══ Dataset records ══

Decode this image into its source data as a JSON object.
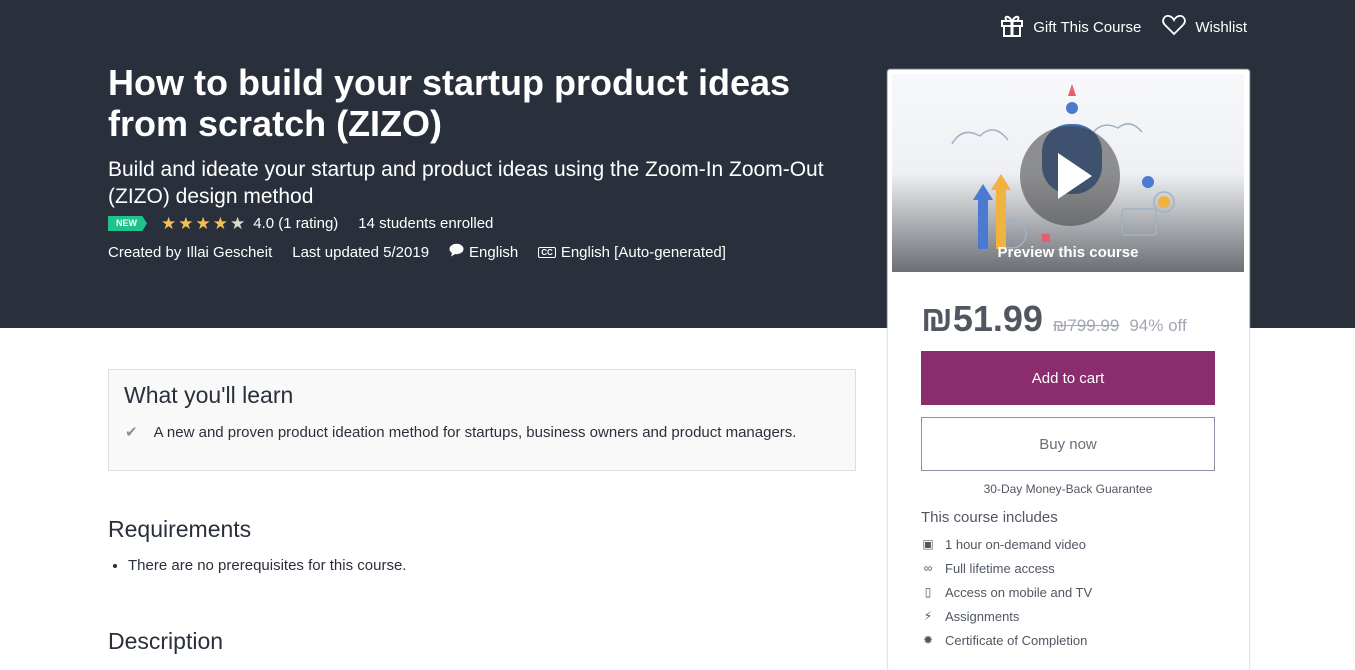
{
  "header": {
    "gift_label": "Gift This Course",
    "wishlist_label": "Wishlist"
  },
  "course": {
    "title": "How to build your startup product ideas from scratch (ZIZO)",
    "subtitle": "Build and ideate your startup and product ideas using the Zoom-In Zoom-Out (ZIZO) design method",
    "badge": "NEW",
    "rating_stars": 4,
    "rating_text": "4.0 (1 rating)",
    "enrolled": "14 students enrolled",
    "created_by_prefix": "Created by",
    "author": "Illai Gescheit",
    "last_updated": "Last updated 5/2019",
    "language": "English",
    "captions_badge": "CC",
    "captions": "English [Auto-generated]"
  },
  "learn": {
    "title": "What you'll learn",
    "points": [
      "A new and proven product ideation method for startups, business owners and product managers."
    ]
  },
  "requirements": {
    "title": "Requirements",
    "items": [
      "There are no prerequisites for this course."
    ]
  },
  "description": {
    "title": "Description"
  },
  "sidebar": {
    "preview_label": "Preview this course",
    "price": "₪51.99",
    "original_price": "₪799.99",
    "discount": "94% off",
    "add_to_cart": "Add to cart",
    "buy_now": "Buy now",
    "guarantee": "30-Day Money-Back Guarantee",
    "includes_title": "This course includes",
    "includes": [
      {
        "icon": "video-icon",
        "label": "1 hour on-demand video"
      },
      {
        "icon": "infinity-icon",
        "label": "Full lifetime access"
      },
      {
        "icon": "mobile-icon",
        "label": "Access on mobile and TV"
      },
      {
        "icon": "bolt-icon",
        "label": "Assignments"
      },
      {
        "icon": "certificate-icon",
        "label": "Certificate of Completion"
      }
    ]
  },
  "colors": {
    "hero_bg": "#29303b",
    "cart_button": "#8b2c6f",
    "star": "#f4c150",
    "badge": "#1ec28b"
  }
}
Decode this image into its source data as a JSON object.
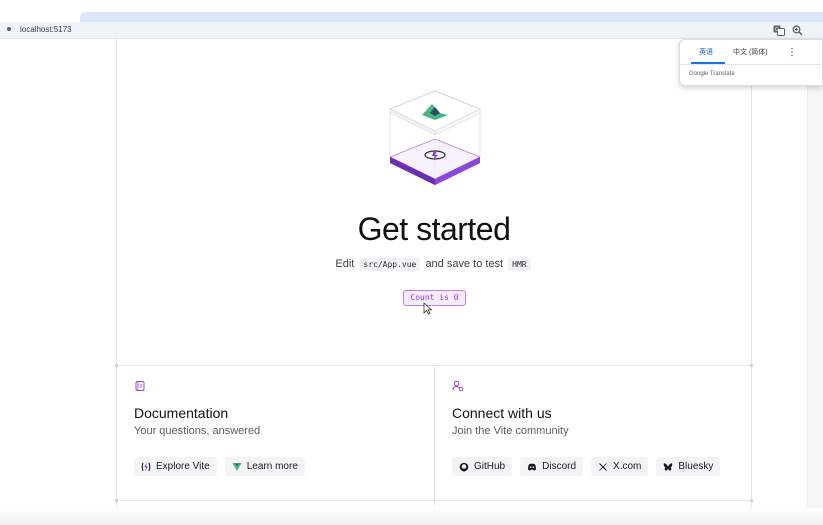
{
  "browser": {
    "url": "localhost:5173",
    "icons": [
      "translate-icon",
      "zoom-icon"
    ]
  },
  "translate_popup": {
    "tabs": [
      {
        "label": "英语",
        "active": true
      },
      {
        "label": "中文 (简体)",
        "active": false
      }
    ],
    "footer": "Google Translate",
    "menu_icon": "more-vertical-icon"
  },
  "main": {
    "headline": "Get started",
    "edit_prefix": "Edit",
    "edit_file": "src/App.vue",
    "edit_middle": "and save to test",
    "edit_hmr": "HMR",
    "count_button": "Count is 0"
  },
  "cards": {
    "documentation": {
      "icon": "book-icon",
      "title": "Documentation",
      "subtitle": "Your questions, answered",
      "links": [
        {
          "label": "Explore Vite",
          "icon": "vite-logo-icon"
        },
        {
          "label": "Learn more",
          "icon": "vue-logo-icon"
        }
      ]
    },
    "community": {
      "icon": "users-icon",
      "title": "Connect with us",
      "subtitle": "Join the Vite community",
      "links": [
        {
          "label": "GitHub",
          "icon": "github-icon"
        },
        {
          "label": "Discord",
          "icon": "discord-icon"
        },
        {
          "label": "X.com",
          "icon": "x-icon"
        },
        {
          "label": "Bluesky",
          "icon": "bluesky-icon"
        }
      ]
    }
  },
  "colors": {
    "accent": "#9a3fd1",
    "accent_border": "#bd7de6",
    "vue_green": "#42b883",
    "vue_dark": "#35495e",
    "vite_purple": "#7e3ec9"
  }
}
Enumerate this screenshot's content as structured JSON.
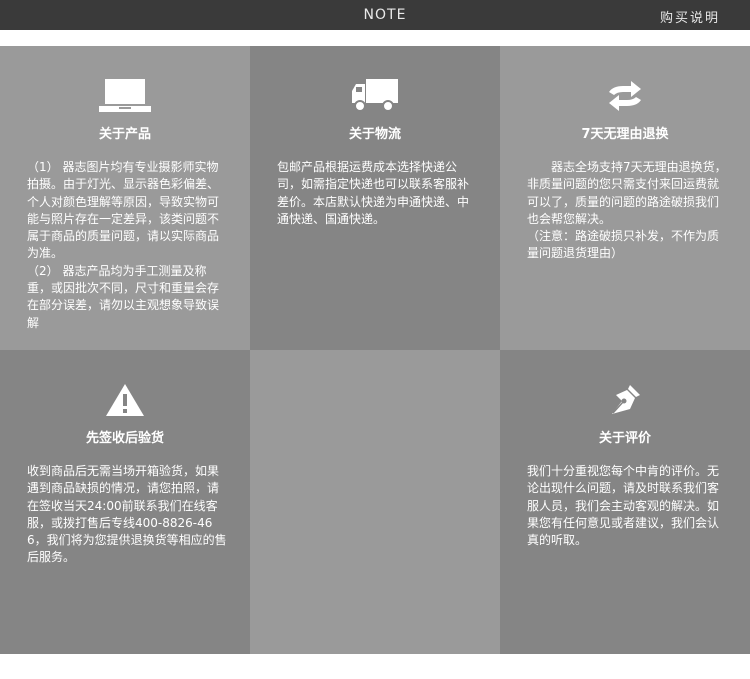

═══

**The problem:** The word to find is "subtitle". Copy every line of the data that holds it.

**Task result:**
    "subtitle": "Build and ideate your startup and product ideas using the Zoom-In Zoom-Out (ZIZO) design method",
      "subtitle": "Your questions, answered",
      "subtitle": "Join the Vite community",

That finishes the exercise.